START Material for this exercise
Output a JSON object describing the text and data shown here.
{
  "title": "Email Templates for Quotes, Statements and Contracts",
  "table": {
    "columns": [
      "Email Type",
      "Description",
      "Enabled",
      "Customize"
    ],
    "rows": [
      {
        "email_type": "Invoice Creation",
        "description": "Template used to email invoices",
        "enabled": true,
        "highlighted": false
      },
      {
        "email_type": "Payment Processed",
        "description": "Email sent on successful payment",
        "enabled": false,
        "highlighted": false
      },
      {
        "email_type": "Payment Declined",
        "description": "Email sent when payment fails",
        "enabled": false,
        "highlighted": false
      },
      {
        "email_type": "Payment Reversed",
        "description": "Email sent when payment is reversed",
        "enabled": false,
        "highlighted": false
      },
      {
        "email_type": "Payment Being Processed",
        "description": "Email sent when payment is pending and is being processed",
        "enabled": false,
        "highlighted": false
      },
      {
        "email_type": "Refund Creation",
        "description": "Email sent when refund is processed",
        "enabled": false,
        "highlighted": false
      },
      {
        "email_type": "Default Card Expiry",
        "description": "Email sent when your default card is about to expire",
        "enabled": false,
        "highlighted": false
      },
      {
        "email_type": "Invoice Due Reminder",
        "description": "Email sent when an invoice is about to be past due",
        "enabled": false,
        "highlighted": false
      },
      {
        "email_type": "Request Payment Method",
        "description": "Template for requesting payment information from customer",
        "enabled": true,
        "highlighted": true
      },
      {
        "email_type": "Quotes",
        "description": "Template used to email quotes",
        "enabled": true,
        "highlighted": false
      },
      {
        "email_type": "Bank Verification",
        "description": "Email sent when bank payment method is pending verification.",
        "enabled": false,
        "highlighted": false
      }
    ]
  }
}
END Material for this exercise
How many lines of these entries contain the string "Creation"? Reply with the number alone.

2